First and foremost, this deterioration reflects the intensification of the energy crisis, particularly where gas is concerned. Since the last Panel, the price of this commodity has increased by 33.5% on the European TTF market, exacerbating inflationary pressures. In addition, Russian exports through the Nord Stream 1 pipeline have suffered numerous disruptions in a turbulent geopolitical environment marked by the invasion of Ukraine. The threat of a complete shutdown is increasingly palpable, augmenting the risk of a recession in Europe while straining electricity markets. Other supply shock factors, such as the cost of shipping, food commodities and oil, have moderated since July, but without mitigating the previous upward cycle.

The stagflationary nature of the energy disruption has prompted the ECB to cut its growth forecasts for the eurozone and sharply raise those for inflation.

In such an uncertain context, the analysts´ assessments of the international environment in the coming months remain pessimistic (Table 4). Virtually all see it as unfavourable, both within and outside the EU – with little changed since the July Panel. And the quasi-unanimous expectation is that this situation will persist or even deteriorate in coming months.

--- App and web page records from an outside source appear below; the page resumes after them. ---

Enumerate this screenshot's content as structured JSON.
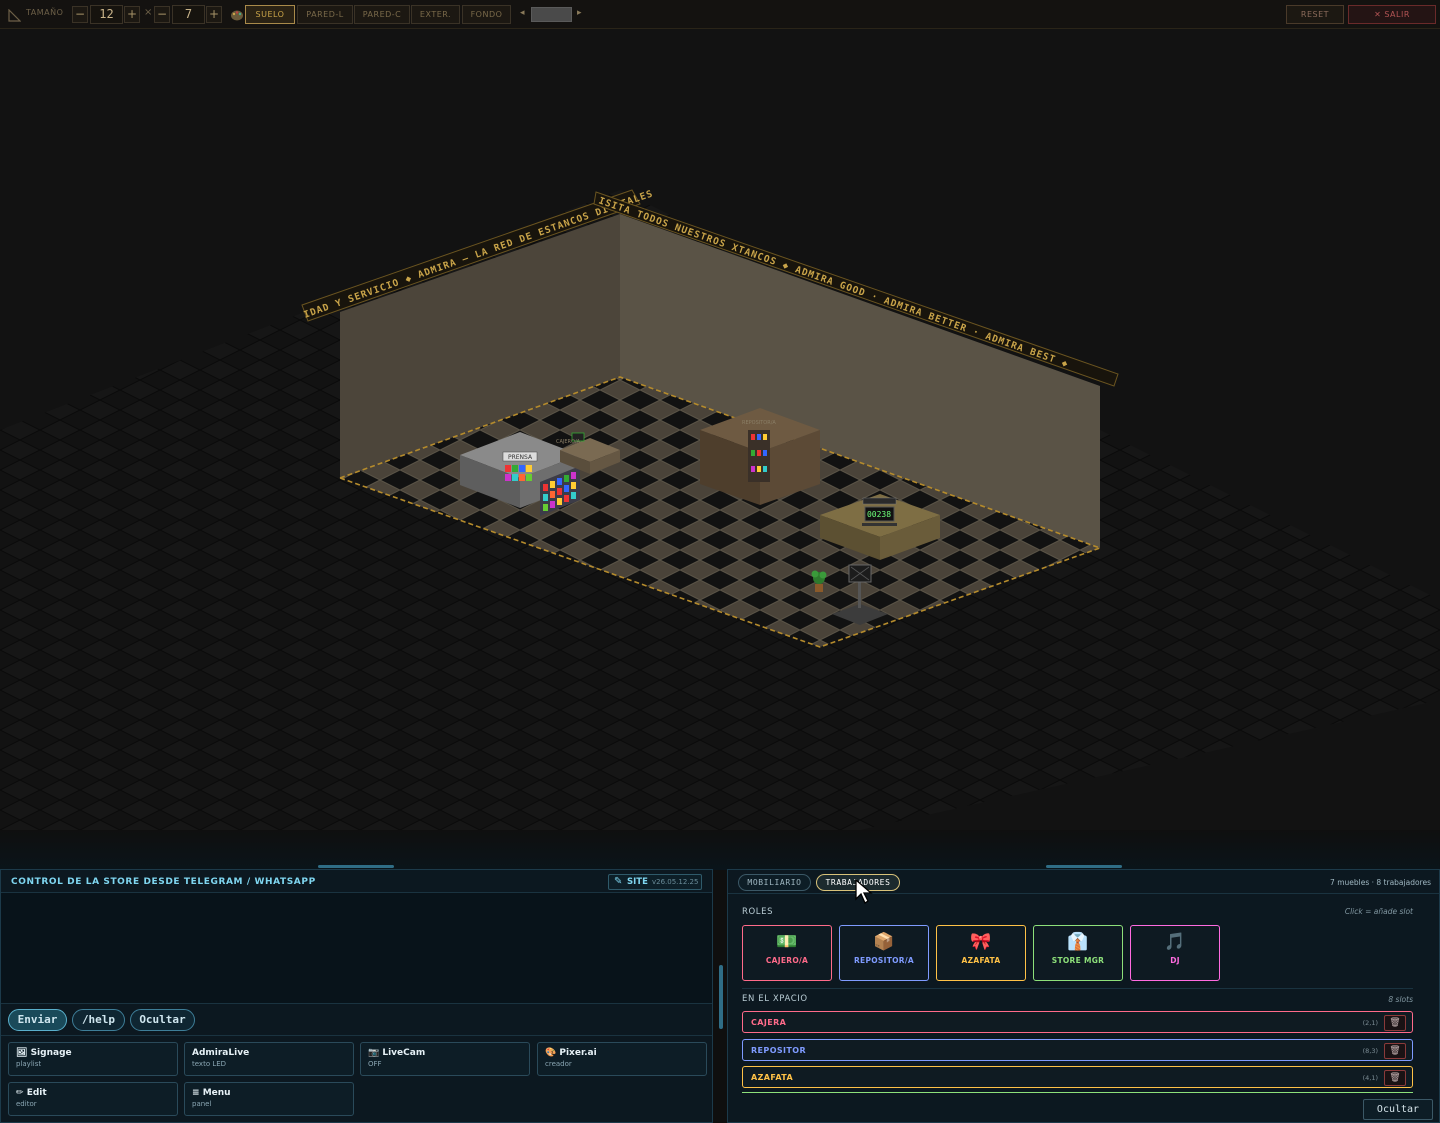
{
  "toolbar": {
    "size_label": "TAMAÑO",
    "width_value": "12",
    "height_value": "7",
    "times": "×",
    "minus": "−",
    "plus": "+",
    "modes": [
      "SUELO",
      "PARED-L",
      "PARED-C",
      "EXTER.",
      "FONDO"
    ],
    "active_mode": "SUELO",
    "prev": "◂",
    "next": "▸",
    "reset_label": "RESET",
    "exit_label": "✕ SALIR"
  },
  "scene": {
    "banner_left": "IDAD Y SERVICIO  ◆  ADMIRA — LA RED DE ESTANCOS DIGITALES",
    "banner_right": "ISITA TODOS NUESTROS XTANCOS  ◆  ADMIRA GOOD · ADMIRA BETTER · ADMIRA BEST  ◆",
    "label_prensa": "PRENSA",
    "label_cajero": "CAJERO/A",
    "label_repositor": "REPOSITOR/A",
    "counter_value": "00238"
  },
  "chat": {
    "title": "CONTROL DE LA STORE DESDE TELEGRAM / WHATSAPP",
    "site_label": "SITE",
    "version": "v26.05.12.25",
    "send_label": "Enviar",
    "help_label": "/help",
    "hide_label": "Ocultar",
    "apps": [
      {
        "icon": "🖼",
        "title": "Signage",
        "sub": "playlist"
      },
      {
        "icon": "",
        "title": "AdmiraLive",
        "sub": "texto LED"
      },
      {
        "icon": "📷",
        "title": "LiveCam",
        "sub": "OFF"
      },
      {
        "icon": "🎨",
        "title": "Pixer.ai",
        "sub": "creador"
      },
      {
        "icon": "✏",
        "title": "Edit",
        "sub": "editor"
      },
      {
        "icon": "≡",
        "title": "Menu",
        "sub": "panel"
      }
    ]
  },
  "workers": {
    "tab_furniture": "MOBILIARIO",
    "tab_workers": "TRABAJADORES",
    "summary": "7 muebles · 8 trabajadores",
    "roles_heading": "ROLES",
    "roles_hint": "Click = añade slot",
    "roles": [
      {
        "icon": "💵",
        "label": "CAJERO/A",
        "color": "#ff6b8a"
      },
      {
        "icon": "📦",
        "label": "REPOSITOR/A",
        "color": "#7f9bff"
      },
      {
        "icon": "🎀",
        "label": "AZAFATA",
        "color": "#ffc247"
      },
      {
        "icon": "👔",
        "label": "STORE MGR",
        "color": "#8de07a"
      },
      {
        "icon": "🎵",
        "label": "DJ",
        "color": "#ff6be0"
      }
    ],
    "space_heading": "EN EL XPACIO",
    "space_count": "8 slots",
    "slots": [
      {
        "name": "CAJERA",
        "coord": "(2,1)",
        "color": "#ff6b8a"
      },
      {
        "name": "REPOSITOR",
        "coord": "(8,3)",
        "color": "#7f9bff"
      },
      {
        "name": "AZAFATA",
        "coord": "(4,1)",
        "color": "#ffc247"
      }
    ],
    "hide_label": "Ocultar"
  }
}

Sharp upward revision of projections for interest rates, in line with ECB tighter stance
Faced with persistent inflation and an increasingly substantial risk of second-round effects on domestic prices and wages, the major central banks of advanced economies have accelerated their exits from the era of quantitative easing. In less than two months, the ECB has increased its principal interest rate (the deposit facility) by 1.25pp, a move that follows in the footsteps of the Federal Reserve and at a speed that is unprecedented in the history of the euro. Moreover, President Christine Lagarde has announced between two and four additional interest rate hikes in the coming months. Frankfurt is also considering reducing the outstanding amount of bonds in its portfolio.

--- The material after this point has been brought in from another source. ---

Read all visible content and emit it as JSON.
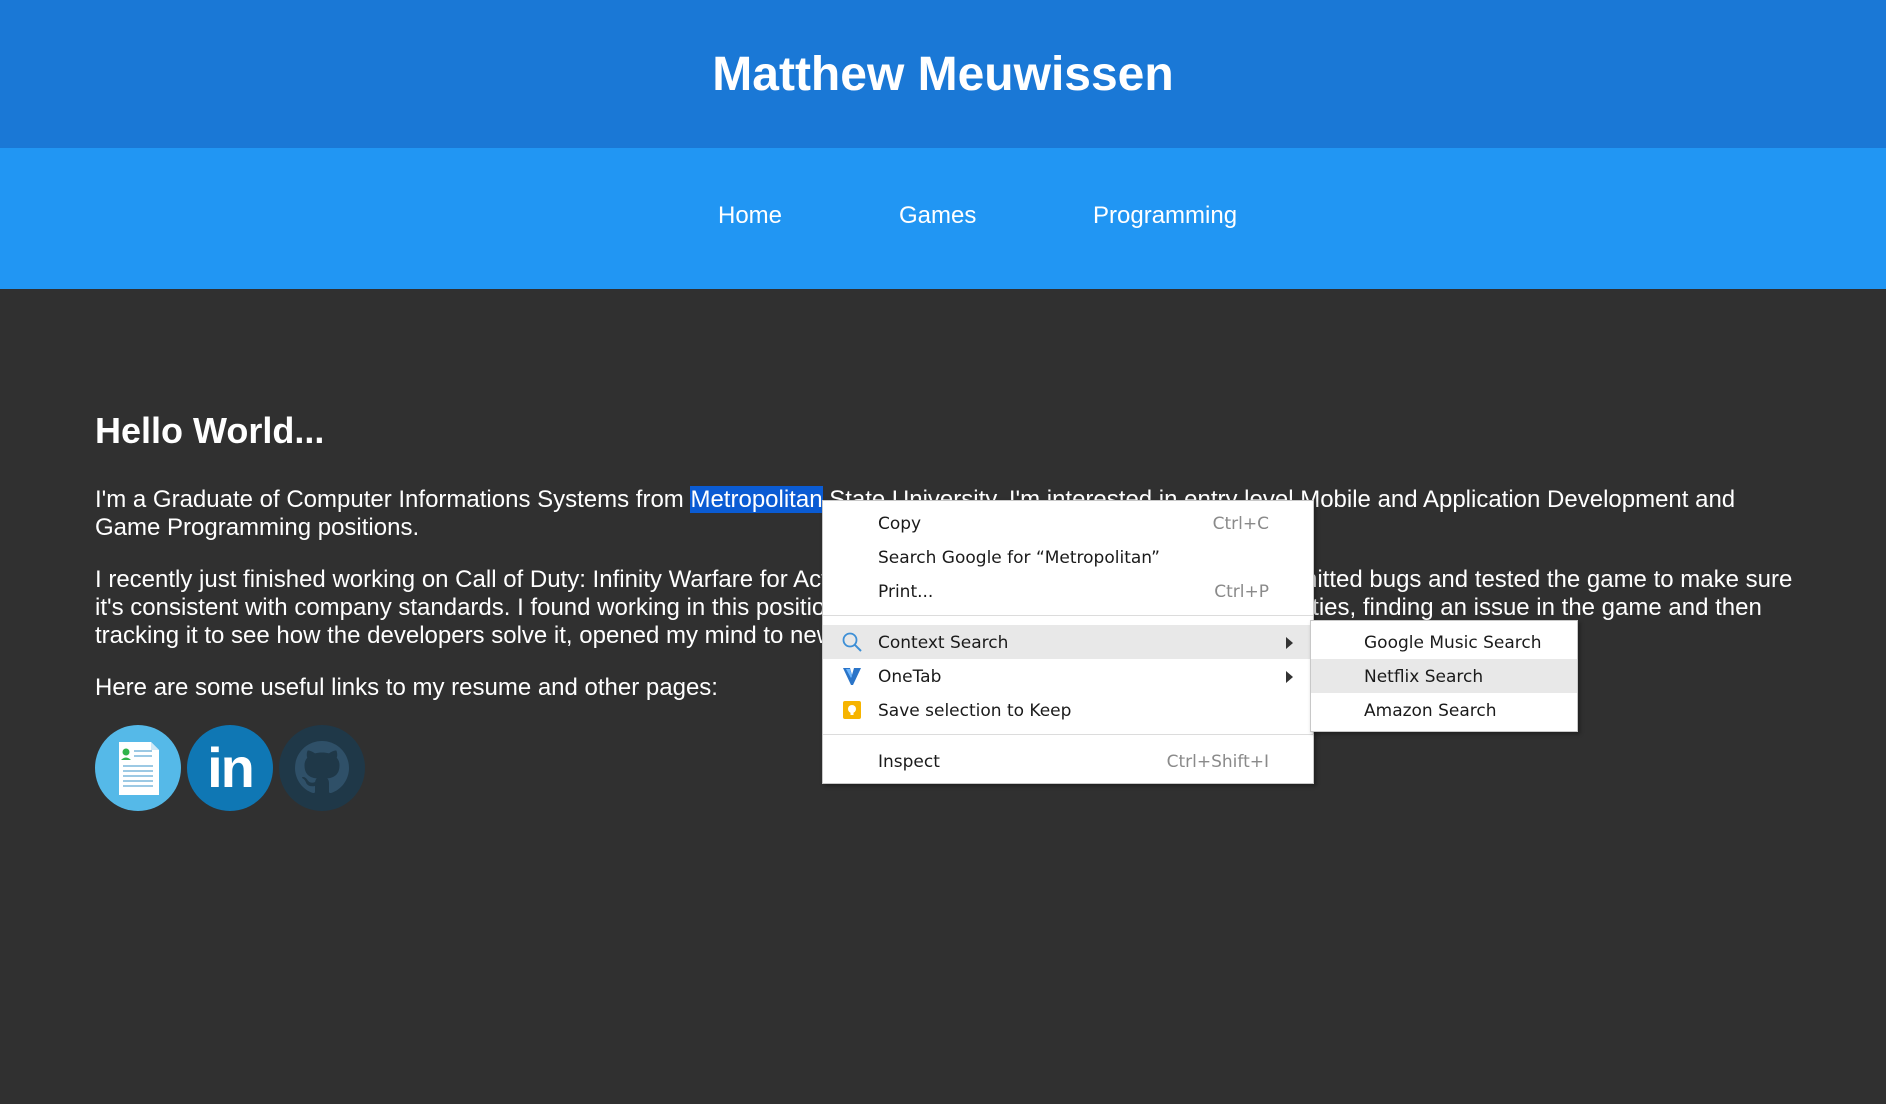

The markets have been quick to incorporate the shift in monetary policy – the one-year Euribor stands at around 2%, twice as high as when the last Panel was published. Likewise, the yield on the Spanish 10-year bond is above 2.8%, 35 basis points higher than in July. However, the risk premium has not undergone major changes and is hovering around 120 basis points, a level that shows the absence of financial tensions, at least at present.

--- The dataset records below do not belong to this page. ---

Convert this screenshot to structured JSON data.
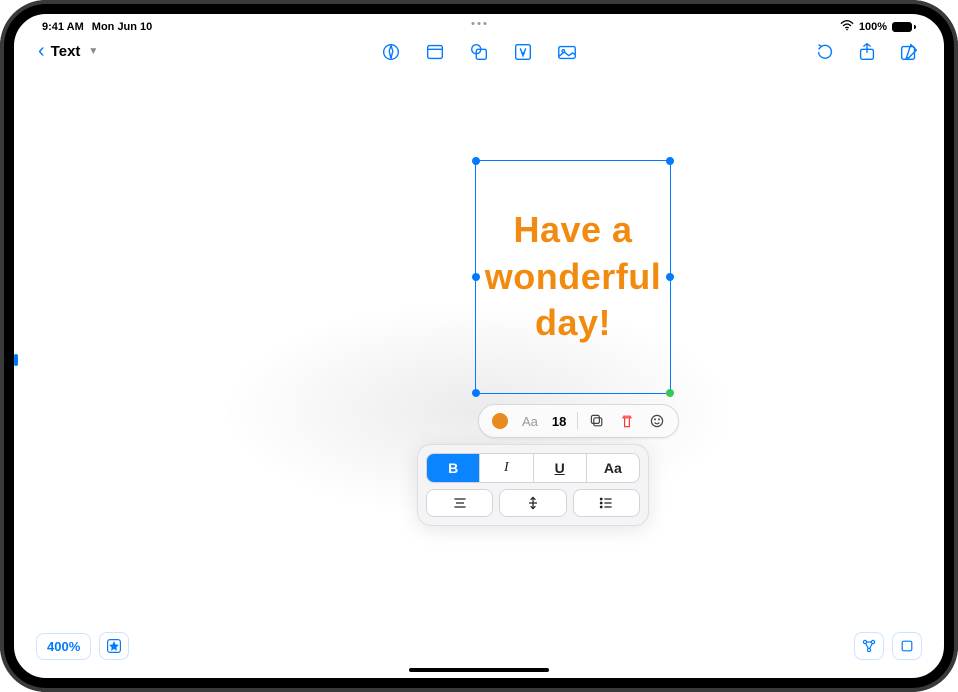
{
  "status": {
    "time": "9:41 AM",
    "date": "Mon Jun 10",
    "battery_pct": "100%"
  },
  "toolbar": {
    "back_label": "Text"
  },
  "textbox": {
    "content": "Have a wonderful day!",
    "color": "#f18b10"
  },
  "context": {
    "font_sample": "Aa",
    "font_size": "18"
  },
  "format": {
    "bold": "B",
    "italic": "I",
    "underline": "U",
    "case": "Aa"
  },
  "zoom": {
    "level": "400%"
  }
}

The analysts have revised their interest rate forecasts sharply upwards. The ECB´s deposit facility is expected to be close to 1.5% at the end of the forecast period (Table 2), half a point higher than in the previous forecast. Euribor has been revised by a similar magnitude to 2.3%, while the 10-year bond yield, for its part, is expected to exceed 3.1%, 0.1pp higher than in July.

The euro´s depreciation against the dollar slows down
As a result of the ECB´s interest rate hikes, the markets are anticipating a narrowing of the yield spread between the two sides of the Atlantic. Thus, after a period of depreciation, the euro has stabilized around parity against the dollar. Analysts expect little change in the exchange rate of the euro (Table 2), in line with the previous forecast.

Macroeconomic policy should be less expansionary
Concerns about inflation and its costs for households and businesses are reflected in analysts´ views on economic policy. Thus, while there is still near unanimity on the expansionary nature of fiscal policy at present (Table 4), the number of panellists who believe that fiscal policy should be more neutral or even restrictive in relation to the economic cycle is growing. Likewise, all but two members (there were three in the last Panel) believe that monetary policy should not be neutral or restrictive, and not expansionary.

The Spanish Economic Forecasts Panel is a survey run by Funcas which consults the 19 research departments listed in Table 1. The survey, which dates back to 1999, is published bi-monthly in the months of January, March, May, July, September and November. The responses to the survey are used to produce a “consensus” forecast, which is calculated as the arithmetic mean of the 19 individual contributions. The forecasts of the Spanish Government, the Bank of Spain, and the main international organisations are also included for comparison, but do not form part of the consensus forecast.